By now most people are aware of the common scams that are run on dating sites like Tinder, usually involving telltale signs like being sent a suspicious link or being contacted by a profile with no picture or information.
The majority of users know to ignore these glaringly obvious scamming attempts, but there are some profiles that are not so easy to spot.
This is because it isn’t some automated bot messaging you, it is a real person who has worked hard to make their fake profile seem indistinguishable from any other potential date on Tinder.
Brendon McAlpine, an online content removalist who helps victims of image based abuse, told news.com.au that these profiles were carefully created to target their victims.
“These people do their homework. They look into demographics to see what age groups are the ones using apps like Tinder so they can target the right people,” he said.
“They match with someone and then next minute they have exchanged numbers or they are texting each other explicit photos and videos.
“This goes with maybe a day or two of more grooming and then they suddenly say: ‘Hey I want $500 or I am going to post this online’.”
It is a cautionary tale that you have probably heard before, but the reality is that Australians are having their lives turned upside down every day by this type of scam.
One in five Australians have experienced imaged based abuse before, with men and women equally likely to report being a victim, according research from RMIT University
Unfortunately, there is no easy way out of this blackmailing scam once you are in it and paying the money is likely to just escalate the situation.
“There are hundreds, probably even thousands, of Australians who have gone on to pay this money and they are still getting blackmailed,” Mr McAlpine said.
“What would you do if you if a person sent you money not to release their image? You would keep asking them for more money.”
Mr McAlpine works for Internet Removals , which helps the victims of these types of scams, and advises people who find themselves in these situations to get in contact with them straight away.
“What we then do is monitor google and social media with key search words to see if any of the content goes up. Once it is up then we can contact the platform and get it taken down quickly,” he said.
Tinder does have warnings in place for users, telling them to look out for people using fake profiles in order to extort money from people.

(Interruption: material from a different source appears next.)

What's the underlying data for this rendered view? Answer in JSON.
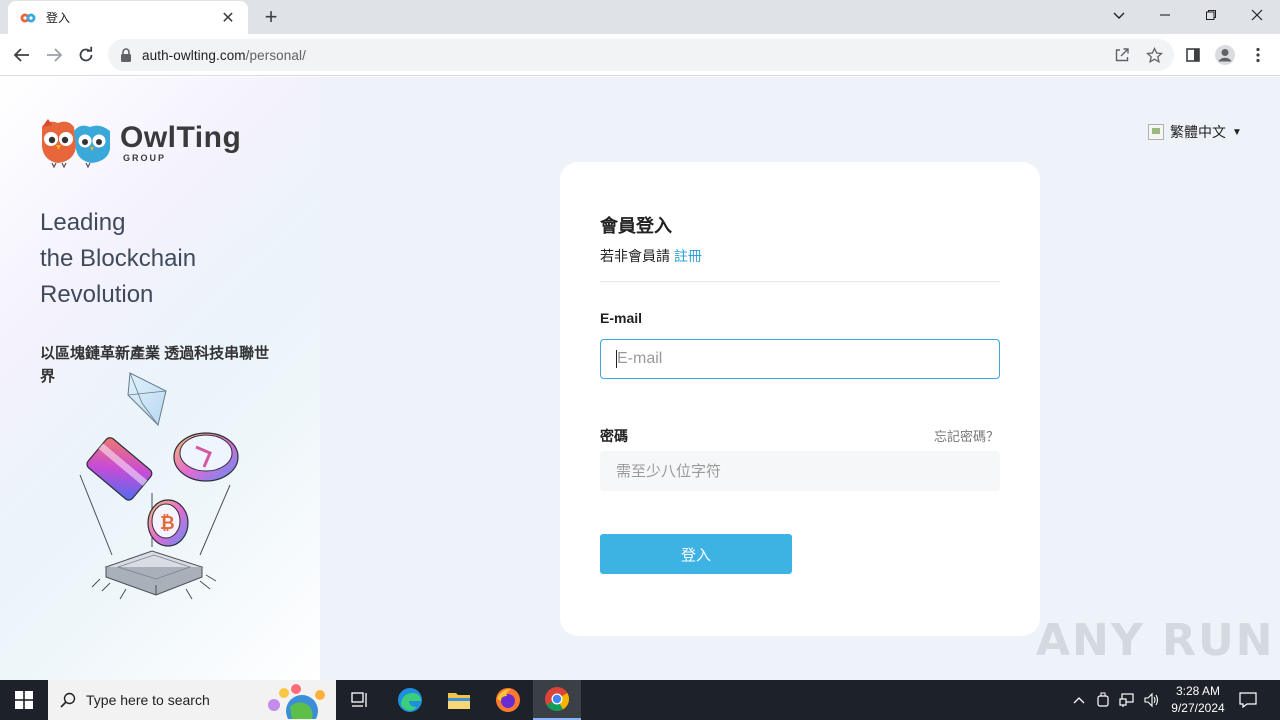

“Never respond to any request to send money, especially overseas or via wire transfer, and report it to us immediately,” their website advises.
The best way to ensure this doesn’t happen to you is to not send explicit pictures of yourself but, in the modern world of online dating, you can’t really expect that from people — so there are other measures you can take.
“I have a saying: Never put your head in an explicit photo,” Mr McAlpine said.
“If they don’t put their face in the photo then blackmailer really has no leg to stand on because they can’t prove it is you.”
HOW TO SPOT FAKE PROFILES
While at first glance these profiles may seem like any other, there are a few things you can do to really check if they are legit:
- Check to see if they have other social media accounts and that their pictures match up.
- If a profile seems to good to be true then it probably is.
- If they immediately start off by talking negatively about their money situation. This is a tactic used to manipulate victims into given them money before they have leverage like nude pictures.
- If you are talking with someone and you think they may be one of these scammers then there are a few easy questions you can ask to find out.
“I was dealing with one woman who wasn’t sure if the person she was talking to was legit so I told her to ask him about how the weather is,” Mr McAlpine said.
“These people are often posing as someone supposedly in your area so it if it is a really cloudy rainy day you say to them: ‘Oh how nice and sunny is the weather?’ and if they agree with you when you know they are lying.”
He also said that asking about different cafes and restaurant in the area is another way to know if they are actually who they say they are, or asking them to Skype so you can see each other while you are talking.
Mr McAlpine advises that, above all, always go with your gut feeling and if you do find yourself caught out by one of these scams, don’t panic because there are people that can help.
“A common thing people say to us is that it was just nice speaking to someone who can assure them that this is not the end of the world and there are things that can be done,” he said.
Company: Internet Removals
Phone: 1300 039 196
Address: Level 3, 130 Bundall Road, Bundall, QLD 4217, Australia